Ah yes ,Castroville . I like mine simple like you. Steamed, some mayo good to go. I do want to try Presuntos anchovies, garlic , caper dressing. I have a nice globe I am cooking up tonight.
The best I ever have were served to me in Rome . Carciofi alla giudia . Fried to perfection . I did make these at home . Beautiful artichokes from Castroville. Some nice olive oil. Some recipe where I searched deep on the internet.
Wow…I’ve got to be honest I would probably get those tested, I think those artichokes have been doping with some Russian Olympians.
Snip leaves, boil in lemon water. Spread leaves, stuff with seasoned breadcrumb garlic and parmesan cheese, garlic and did I mention garlic? Lastly I place a piece /chunk of a sharp provolone in the heart and drizzle a little olive oil over them. Place in a pan with chicken stock, bake 20-30 mins…(the breadcrumbs will dictate time) plate and serve with said chicken stock in bowl and a little drizzled across the artichoke.
(I was recently introduced to a method where you use almost equal parts breadcrumbs with a shredded cheese mix, rather than grated parm which I use. This produces a much more chewy / cheesy stuffing which I have really enjoyed)
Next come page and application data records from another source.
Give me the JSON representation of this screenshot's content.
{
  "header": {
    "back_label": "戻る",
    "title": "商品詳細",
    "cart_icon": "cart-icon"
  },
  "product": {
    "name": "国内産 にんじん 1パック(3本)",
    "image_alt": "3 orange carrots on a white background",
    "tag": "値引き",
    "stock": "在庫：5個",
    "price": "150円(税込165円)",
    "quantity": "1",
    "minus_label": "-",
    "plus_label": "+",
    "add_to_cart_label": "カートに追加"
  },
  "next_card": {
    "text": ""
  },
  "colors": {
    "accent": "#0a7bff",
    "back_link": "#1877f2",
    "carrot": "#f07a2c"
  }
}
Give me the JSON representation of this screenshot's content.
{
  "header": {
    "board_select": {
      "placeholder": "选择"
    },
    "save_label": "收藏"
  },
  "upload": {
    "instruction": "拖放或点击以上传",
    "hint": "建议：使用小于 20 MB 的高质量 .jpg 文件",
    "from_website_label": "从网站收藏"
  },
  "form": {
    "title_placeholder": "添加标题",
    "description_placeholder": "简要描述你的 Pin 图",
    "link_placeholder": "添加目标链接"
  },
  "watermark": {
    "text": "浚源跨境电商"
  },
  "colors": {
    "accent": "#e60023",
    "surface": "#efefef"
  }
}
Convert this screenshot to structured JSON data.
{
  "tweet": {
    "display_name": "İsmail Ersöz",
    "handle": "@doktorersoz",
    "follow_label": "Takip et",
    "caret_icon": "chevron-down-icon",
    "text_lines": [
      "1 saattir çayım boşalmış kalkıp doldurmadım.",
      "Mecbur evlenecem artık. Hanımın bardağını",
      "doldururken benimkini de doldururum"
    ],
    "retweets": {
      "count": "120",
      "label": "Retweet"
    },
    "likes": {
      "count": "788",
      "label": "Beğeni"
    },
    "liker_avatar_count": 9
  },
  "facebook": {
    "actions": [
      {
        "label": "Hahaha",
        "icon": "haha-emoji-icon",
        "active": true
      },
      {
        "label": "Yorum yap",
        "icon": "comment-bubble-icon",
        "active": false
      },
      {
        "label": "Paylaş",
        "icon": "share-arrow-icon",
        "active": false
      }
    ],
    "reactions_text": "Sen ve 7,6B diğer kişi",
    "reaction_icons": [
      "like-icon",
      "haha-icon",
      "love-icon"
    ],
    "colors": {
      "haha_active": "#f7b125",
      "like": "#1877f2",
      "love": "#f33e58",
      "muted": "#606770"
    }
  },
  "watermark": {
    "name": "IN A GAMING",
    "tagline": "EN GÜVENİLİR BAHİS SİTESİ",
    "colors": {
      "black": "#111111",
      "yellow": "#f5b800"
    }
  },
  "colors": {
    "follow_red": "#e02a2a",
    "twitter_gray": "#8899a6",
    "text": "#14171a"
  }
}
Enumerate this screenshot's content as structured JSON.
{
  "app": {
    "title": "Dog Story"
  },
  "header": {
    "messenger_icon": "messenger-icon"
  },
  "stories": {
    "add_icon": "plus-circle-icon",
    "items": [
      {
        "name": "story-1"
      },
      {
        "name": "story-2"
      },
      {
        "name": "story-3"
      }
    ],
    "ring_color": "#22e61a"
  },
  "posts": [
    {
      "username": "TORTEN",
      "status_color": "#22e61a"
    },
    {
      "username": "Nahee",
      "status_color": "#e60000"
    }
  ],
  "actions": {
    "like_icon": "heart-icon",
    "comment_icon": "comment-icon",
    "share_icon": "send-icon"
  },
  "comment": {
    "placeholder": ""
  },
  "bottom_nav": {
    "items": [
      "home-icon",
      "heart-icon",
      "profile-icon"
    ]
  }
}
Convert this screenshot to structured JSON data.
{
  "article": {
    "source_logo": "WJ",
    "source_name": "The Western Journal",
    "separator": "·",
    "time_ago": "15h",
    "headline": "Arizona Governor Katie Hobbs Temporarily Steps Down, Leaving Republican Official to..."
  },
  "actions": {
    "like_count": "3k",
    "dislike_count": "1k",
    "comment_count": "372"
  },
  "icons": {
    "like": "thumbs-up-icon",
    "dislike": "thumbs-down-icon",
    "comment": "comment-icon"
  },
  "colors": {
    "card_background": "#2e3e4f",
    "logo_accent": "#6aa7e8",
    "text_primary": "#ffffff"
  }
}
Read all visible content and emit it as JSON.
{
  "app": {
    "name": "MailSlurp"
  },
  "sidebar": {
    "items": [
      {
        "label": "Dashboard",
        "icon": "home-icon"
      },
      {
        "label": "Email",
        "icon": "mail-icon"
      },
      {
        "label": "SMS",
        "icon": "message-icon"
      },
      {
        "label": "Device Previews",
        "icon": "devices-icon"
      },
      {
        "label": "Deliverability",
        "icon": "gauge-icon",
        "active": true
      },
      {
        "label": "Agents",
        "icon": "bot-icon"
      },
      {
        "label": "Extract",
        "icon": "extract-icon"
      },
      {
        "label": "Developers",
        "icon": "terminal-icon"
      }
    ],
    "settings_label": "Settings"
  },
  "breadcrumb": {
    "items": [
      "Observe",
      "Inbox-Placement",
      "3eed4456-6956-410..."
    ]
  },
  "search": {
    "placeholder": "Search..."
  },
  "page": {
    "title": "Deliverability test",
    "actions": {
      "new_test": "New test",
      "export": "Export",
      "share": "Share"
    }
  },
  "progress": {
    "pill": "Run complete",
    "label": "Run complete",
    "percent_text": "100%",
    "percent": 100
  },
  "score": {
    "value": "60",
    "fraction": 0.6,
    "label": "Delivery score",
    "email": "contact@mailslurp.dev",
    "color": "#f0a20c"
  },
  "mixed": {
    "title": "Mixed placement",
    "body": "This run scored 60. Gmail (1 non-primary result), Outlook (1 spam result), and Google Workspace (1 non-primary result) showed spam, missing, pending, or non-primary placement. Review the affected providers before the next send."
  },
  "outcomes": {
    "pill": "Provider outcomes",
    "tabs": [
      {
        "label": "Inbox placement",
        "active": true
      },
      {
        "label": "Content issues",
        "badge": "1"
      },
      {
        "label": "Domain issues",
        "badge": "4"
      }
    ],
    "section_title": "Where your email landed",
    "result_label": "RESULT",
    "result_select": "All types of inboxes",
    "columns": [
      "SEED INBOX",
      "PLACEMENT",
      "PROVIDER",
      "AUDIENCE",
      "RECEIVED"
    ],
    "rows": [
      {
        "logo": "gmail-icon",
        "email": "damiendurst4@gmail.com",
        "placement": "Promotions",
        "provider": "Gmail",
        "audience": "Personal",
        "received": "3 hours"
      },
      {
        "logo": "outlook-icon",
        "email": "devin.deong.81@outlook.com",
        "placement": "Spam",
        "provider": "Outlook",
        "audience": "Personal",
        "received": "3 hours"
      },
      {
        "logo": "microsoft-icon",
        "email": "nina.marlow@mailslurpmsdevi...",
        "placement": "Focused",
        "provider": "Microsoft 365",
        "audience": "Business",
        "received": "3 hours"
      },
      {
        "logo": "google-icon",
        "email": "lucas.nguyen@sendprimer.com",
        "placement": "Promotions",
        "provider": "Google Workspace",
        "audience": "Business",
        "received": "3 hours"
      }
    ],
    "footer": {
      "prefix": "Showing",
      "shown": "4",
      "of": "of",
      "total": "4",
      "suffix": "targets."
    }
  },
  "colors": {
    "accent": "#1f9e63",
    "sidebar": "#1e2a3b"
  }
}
@sck very interesting I have never seen that preparation before. Interesting…do you eat the entire thing then or still just pick the leaves?
@ratgirlagogo you beat me to it!!
Did I mention I use garlic in my recipe?
DH likes a similar prep … I toast breadcrumbs in butter and olive oil, add cheese, finely chopped shallot, garlic and prosciutto, season, stuff and steam in chicken stock, wine, lemon, garlic
into a hot oven for a few minutes before serving to crisp … these are labor intensive and I try to keep DH out of the supermarket when they are in season … these particular artichokes were the size of a baby’s head
Raw sliced artichoke salad is great. Never seen offered outside restaurants in Nice, will replicate at home some day.
The raw tender inner leaves and heart of an artichoke is sliced with a mandolin. Simply served on top of arugula, topped with shaved Parmesan and drizzled with evo.
Eating artichokes raw may not be ordinary, but so very delicious.
A picture off Google, with mint:
I’m gonna be honest- never in my life have I seen artichokes that big and beautiful!
I’ve never learned how to cook fresh artichokes because what we get here are really small and not worth the effort.
Oh good lord, yes castroville…!
Ha!! Yup that’s the silly famous restaurant… they used to have a big chest freezer right inside the front door where they sold bags of the famous fried artichoke hearts frozen, you just bake them at home. They stopped doing that a long time ago now, but for years we would make a point of getting some for christmas day appetizers
This looks wonderful! I’ve had the heart in a raw salad, but didn’t know that the leaves could be prepped that way too.
Similar to the salad, I like to slice the heart thin with a mandolin and lightly sautée it in olive oil, and serve it with a shaved cheese like parmesan.